When carrying out certain home improvement projects, it may be necessary to have to deal with party wall procedures and if you’ve never had to make decisions in this regard before, it can often prove to be a little confusing.

The purpose of the Party Wall Act is to ensure that disputes are either avoided or minimised, with notices served to make sure that property owners let their adjoining neighbours know about any works that are due to start soon.

Make sure that your notices contain the names of the building owners (those who are proposing the project), as well as all those potentially affected by the work taking place. Give a suggested start date, make sure that all work notifiable under the Act is clearly indicated, and date and sign the notice, or have a representative do it on your behalf.

Typically, notices are accompanied with drawings and plans to properly illustrate the proposals, so make sure these are included if you can. Once the notice has been served, your neighbour can then provide written consent within 14 days of the date on the notice.

Bear in mind that they can provide consent with conditions attached, although these may be refused. They can also refuse consent, which means you’ll then need to enter into dispute resolution. And they can also do nothing whatsoever, which means that after 14 days the matter will be viewed as being in dispute.

You can serve notices up to two months before work is due to begin.

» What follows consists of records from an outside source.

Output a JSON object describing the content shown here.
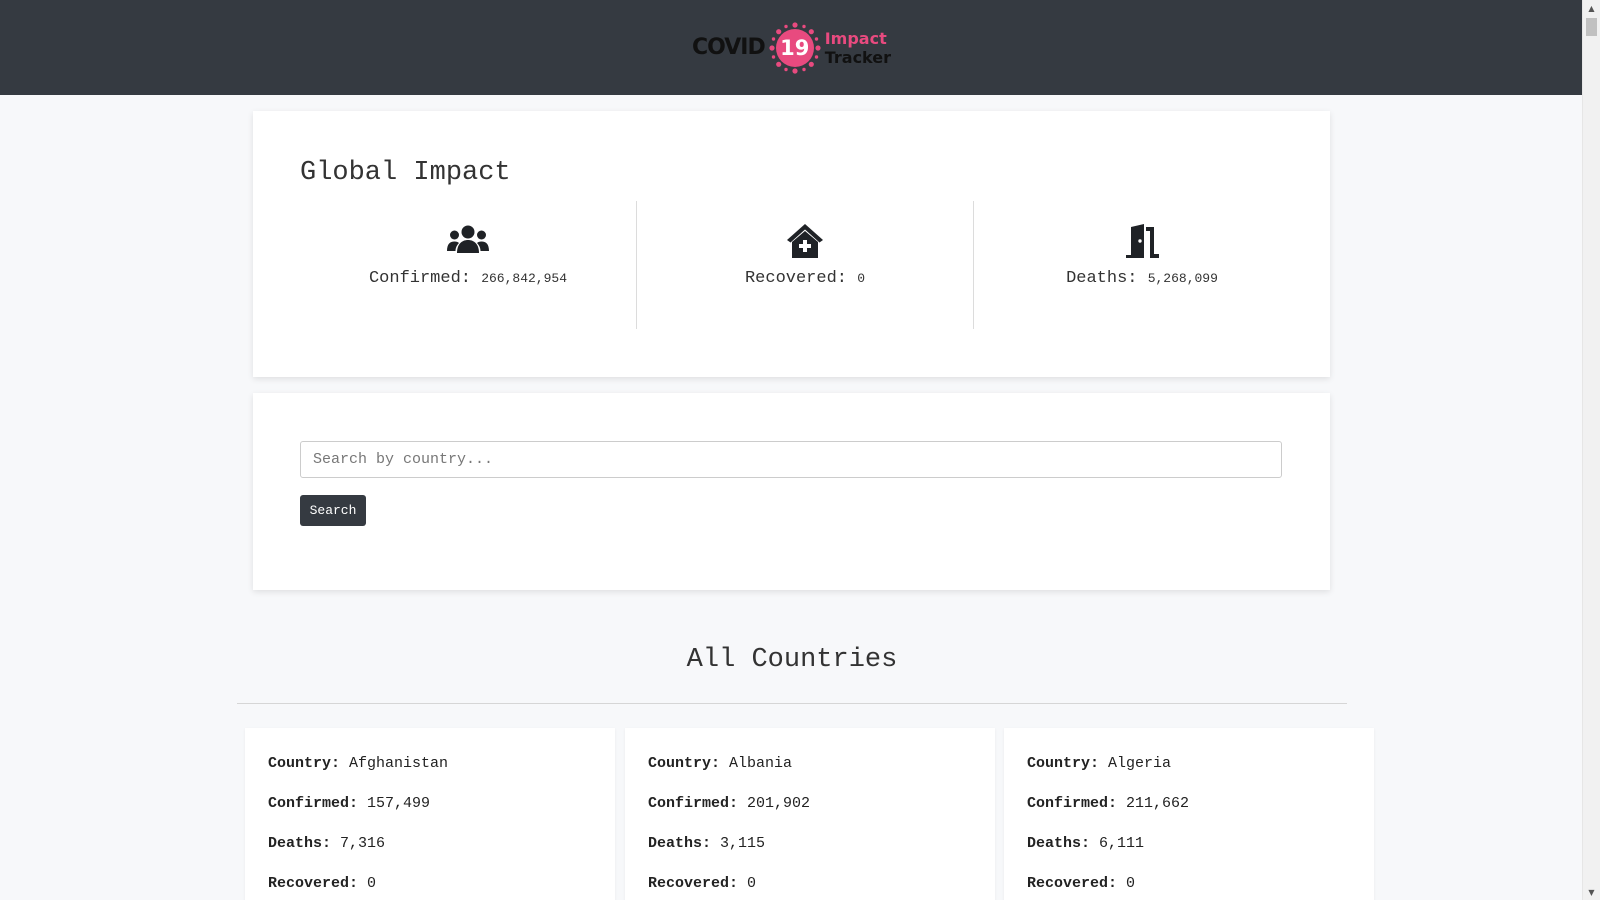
{
  "header": {
    "logo_covid": "COVID",
    "logo_number": "19",
    "logo_impact": "Impact",
    "logo_tracker": "Tracker",
    "brand_color": "#e84a7f",
    "bg_color": "#353a41"
  },
  "global": {
    "title": "Global Impact",
    "stats": [
      {
        "icon": "users-icon",
        "label": "Confirmed:",
        "value": "266,842,954"
      },
      {
        "icon": "house-medical-icon",
        "label": "Recovered:",
        "value": "0"
      },
      {
        "icon": "door-open-icon",
        "label": "Deaths:",
        "value": "5,268,099"
      }
    ]
  },
  "search": {
    "placeholder": "Search by country...",
    "button_label": "Search"
  },
  "countries_section": {
    "title": "All Countries",
    "cards": [
      {
        "country_label": "Country:",
        "country": "Afghanistan",
        "confirmed_label": "Confirmed:",
        "confirmed": "157,499",
        "deaths_label": "Deaths:",
        "deaths": "7,316",
        "recovered_label": "Recovered:",
        "recovered": "0"
      },
      {
        "country_label": "Country:",
        "country": "Albania",
        "confirmed_label": "Confirmed:",
        "confirmed": "201,902",
        "deaths_label": "Deaths:",
        "deaths": "3,115",
        "recovered_label": "Recovered:",
        "recovered": "0"
      },
      {
        "country_label": "Country:",
        "country": "Algeria",
        "confirmed_label": "Confirmed:",
        "confirmed": "211,662",
        "deaths_label": "Deaths:",
        "deaths": "6,111",
        "recovered_label": "Recovered:",
        "recovered": "0"
      }
    ]
  }
}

If your notice is ignored or consent is not given, an independent surveyor can be appointed on behalf of the adjoining neighbour.

Looking for a party wall surveyor in London? Get in touch with Cavendish Surveying today